    The New Schaff-Herzog Encyclopedia of Religious Knowledge affirms that the Friends of God were "strongly influenced by the teaching of Bernard of Clairvaux" (vol. iv: p 392) and even notes that with Henry Suso "many of his views and speculations are derived from the great teachers of the Church, John of Damascus, Augustine, Bonaventura, and others." (vol xi: p. 172) To the example of Augustine in the fifth century and Bernard of Clairvaux of the twelfth I would add Benedict of Nursia, whose Rule was known as ora et labora, or pray and labor; see also John Chrysostom, Hilary of Poitiers, Ambrose of Milan. Irenaeus, writing in the third century, said, "for communion with God is life, and separation from God is death" (Adv.Her., V, 27,2 quoted in Clement's The Roots of Christian Mysticism).

    The Friends of God were not early Protestants. They were Catholics who sought ways to become closer to God through meditation and prayer without forsaking the sacraments of the Catholic Church. Because Rulman Merswin created a nonexistant character named the friend of God whose false writings contained anti-Catholic statements, many historians have been misled into portraying them as proto-Protestants. The Columbia Encyclopedia puts it delicately: "In spite of their orthodox and scholastic Catholicism, they have been much admired by Protestants." On the other hand, Schaff is more blunt with regard to Tauler, for example - saying that "in his attitude to the revealed Word, he is no more entitled to the name of forerunner of the Reformation" (New Schaff-Herzog Encyclopedia of Religious Knowledge, vol xi: p 277). Jones agrees, saying "The attempts of late writers to turn Tauler into a pre-Protestant reformer rest on fiction and not on verifiable facts." (95) Schaff summarizes it best: "Their practices did not involve a breach with the Church and its ordinances. They had no sympathy with heresy, and antagonized the Brethren of the Free Spirit. The little treatise, called the German Theology, at the outset marks the difference between the Friends of God and the false, free spirits, especially the Beghards." (A A 32)

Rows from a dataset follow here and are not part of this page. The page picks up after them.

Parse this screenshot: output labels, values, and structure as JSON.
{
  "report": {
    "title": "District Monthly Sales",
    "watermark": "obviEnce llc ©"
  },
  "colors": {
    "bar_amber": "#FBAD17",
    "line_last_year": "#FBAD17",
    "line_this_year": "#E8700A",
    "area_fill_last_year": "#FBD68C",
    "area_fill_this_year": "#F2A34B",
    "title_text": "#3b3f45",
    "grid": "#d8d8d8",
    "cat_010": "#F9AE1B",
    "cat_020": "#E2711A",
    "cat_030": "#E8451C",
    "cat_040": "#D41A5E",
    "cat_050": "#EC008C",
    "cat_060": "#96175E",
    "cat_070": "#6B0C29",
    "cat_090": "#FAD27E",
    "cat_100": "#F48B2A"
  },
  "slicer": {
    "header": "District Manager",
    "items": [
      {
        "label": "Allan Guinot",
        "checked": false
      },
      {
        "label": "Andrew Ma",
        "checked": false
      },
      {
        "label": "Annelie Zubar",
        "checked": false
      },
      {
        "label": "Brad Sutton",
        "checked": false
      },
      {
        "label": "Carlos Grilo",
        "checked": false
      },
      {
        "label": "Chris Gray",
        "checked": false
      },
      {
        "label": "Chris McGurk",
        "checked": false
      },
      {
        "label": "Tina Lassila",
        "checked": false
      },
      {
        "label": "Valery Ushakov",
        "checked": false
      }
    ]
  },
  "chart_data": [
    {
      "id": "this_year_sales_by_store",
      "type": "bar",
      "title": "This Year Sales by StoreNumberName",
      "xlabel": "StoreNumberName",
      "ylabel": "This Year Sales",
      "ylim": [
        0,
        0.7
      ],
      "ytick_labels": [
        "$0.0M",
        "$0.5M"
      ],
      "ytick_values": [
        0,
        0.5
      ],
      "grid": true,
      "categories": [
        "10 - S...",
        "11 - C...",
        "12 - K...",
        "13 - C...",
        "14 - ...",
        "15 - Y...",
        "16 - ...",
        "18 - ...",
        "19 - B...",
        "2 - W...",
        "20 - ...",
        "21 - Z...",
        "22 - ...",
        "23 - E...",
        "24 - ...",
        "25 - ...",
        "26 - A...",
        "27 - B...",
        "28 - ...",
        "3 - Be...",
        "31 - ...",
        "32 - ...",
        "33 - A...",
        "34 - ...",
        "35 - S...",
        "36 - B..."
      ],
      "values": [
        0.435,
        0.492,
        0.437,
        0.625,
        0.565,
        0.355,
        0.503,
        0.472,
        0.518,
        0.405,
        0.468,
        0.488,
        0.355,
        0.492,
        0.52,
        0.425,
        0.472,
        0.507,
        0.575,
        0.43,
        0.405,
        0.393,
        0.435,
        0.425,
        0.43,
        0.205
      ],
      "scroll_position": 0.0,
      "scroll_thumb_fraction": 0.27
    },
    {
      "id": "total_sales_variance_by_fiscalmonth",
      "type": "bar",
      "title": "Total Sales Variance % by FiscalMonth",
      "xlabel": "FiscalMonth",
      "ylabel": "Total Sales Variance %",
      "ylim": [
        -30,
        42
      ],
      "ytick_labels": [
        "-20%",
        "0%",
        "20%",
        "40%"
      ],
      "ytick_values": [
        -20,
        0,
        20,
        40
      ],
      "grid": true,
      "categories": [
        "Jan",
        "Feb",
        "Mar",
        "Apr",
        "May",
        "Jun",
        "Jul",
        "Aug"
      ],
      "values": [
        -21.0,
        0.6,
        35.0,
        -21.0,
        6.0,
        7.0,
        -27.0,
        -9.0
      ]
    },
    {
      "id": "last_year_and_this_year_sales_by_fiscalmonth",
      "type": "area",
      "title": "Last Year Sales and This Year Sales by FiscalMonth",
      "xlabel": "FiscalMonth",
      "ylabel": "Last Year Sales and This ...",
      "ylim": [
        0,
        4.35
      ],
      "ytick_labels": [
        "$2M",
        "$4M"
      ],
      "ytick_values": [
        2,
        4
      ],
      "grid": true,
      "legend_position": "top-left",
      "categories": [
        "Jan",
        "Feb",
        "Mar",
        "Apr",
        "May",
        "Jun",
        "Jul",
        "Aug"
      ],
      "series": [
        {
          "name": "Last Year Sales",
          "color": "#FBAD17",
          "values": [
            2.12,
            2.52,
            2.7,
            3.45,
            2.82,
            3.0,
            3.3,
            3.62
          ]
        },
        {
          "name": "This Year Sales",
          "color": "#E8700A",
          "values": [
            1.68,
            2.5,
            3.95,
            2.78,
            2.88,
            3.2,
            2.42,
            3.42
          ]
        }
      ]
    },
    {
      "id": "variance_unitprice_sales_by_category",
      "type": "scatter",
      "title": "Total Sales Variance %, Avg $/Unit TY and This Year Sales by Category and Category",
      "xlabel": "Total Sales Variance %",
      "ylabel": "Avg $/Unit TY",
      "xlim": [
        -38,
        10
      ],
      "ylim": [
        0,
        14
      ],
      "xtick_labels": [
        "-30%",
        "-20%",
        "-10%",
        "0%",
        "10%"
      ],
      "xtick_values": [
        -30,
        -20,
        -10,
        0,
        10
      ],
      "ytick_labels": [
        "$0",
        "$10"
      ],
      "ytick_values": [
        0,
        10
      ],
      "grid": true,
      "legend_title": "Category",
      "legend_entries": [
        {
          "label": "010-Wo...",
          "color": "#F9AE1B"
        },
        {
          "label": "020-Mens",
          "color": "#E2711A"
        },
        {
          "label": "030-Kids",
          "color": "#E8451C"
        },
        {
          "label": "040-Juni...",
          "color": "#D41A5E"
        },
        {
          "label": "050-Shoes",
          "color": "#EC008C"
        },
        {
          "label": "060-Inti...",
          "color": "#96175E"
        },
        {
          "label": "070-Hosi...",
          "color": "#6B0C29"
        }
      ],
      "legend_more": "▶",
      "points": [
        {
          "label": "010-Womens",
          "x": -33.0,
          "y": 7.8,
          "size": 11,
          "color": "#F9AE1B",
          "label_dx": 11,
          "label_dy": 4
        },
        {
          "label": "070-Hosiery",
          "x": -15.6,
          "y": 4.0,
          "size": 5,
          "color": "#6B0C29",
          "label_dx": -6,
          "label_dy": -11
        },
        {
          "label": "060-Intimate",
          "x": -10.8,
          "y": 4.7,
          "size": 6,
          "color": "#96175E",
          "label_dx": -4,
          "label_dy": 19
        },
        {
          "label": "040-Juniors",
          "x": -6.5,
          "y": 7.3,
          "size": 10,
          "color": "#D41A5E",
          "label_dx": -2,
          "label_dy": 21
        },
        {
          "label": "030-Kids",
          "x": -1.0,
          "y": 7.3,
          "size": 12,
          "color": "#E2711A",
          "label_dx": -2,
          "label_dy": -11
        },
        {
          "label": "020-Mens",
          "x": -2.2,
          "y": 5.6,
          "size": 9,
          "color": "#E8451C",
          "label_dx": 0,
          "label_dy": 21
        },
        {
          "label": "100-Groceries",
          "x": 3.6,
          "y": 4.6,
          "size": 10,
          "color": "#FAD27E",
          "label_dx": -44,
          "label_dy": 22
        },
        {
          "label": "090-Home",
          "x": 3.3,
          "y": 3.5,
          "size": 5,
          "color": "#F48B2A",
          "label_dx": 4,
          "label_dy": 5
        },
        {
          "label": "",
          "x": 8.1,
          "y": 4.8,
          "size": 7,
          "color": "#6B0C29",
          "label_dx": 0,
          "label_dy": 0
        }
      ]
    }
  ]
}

    Clark, James M. The Great German Mystics: Eckhart, Tauler, and Suso. Oxford, 1949.

    Clement, Olivier. The Roots of Christian Mysticism. London: New City Press, 1993.

    Davies, Oliver, ed. The Rhineland Mystics: The Writings of Meister Eckhart, Johannes Tauler, and Jan van Ruusbroec and Selections from the "Theologica Germanica" and the "Book of Spiritual Poverty". New York: Crossroad, 1989.

    Hastings, James, ed. The Encyclopedia of Religion and Ethics. New York: Charles Scribner's Sons, 1910.

    Jones, Rufus Matthew. The Flowering of Mysticism. New York: The Macmillan Co., 1939.

    Ozment, Steven E. Homo spiritualis. A Comparative Study of the anthropology of Johannes Tauler, Jean Gerson and Martin Luther (1509-16) in the Context of Their Theological Thought. Leiden E. J. Brill, 1969.

    Petry, Ray, ed. Late Medieval Mysticism. Philadelphia: The Westminster Press, 1957.

    Schaff, Philip. History of the Christian Church. Vol. VI, chapter 4. (accessed December, 2005).

    Schaff, Philip. New Schaff-Herzog Encyclopedia of Religious Knowledge. Vol IV. (accessed December, 2005).

    Szarmach, Paul, ed. An Introduction to the Medieval Mystics of Europe. Albany: State University of New York Press, 1984.

    Tauler, Johannes. Sermons. The Classics of Western Spirituality Seris. New York: Paulist Press, 1985.

    Tobin, Frank, ed. Henry Suso: The Exemplar with Two German Sermons. New York: Paulist Press, 1989.


    Map courtesy of used with permission.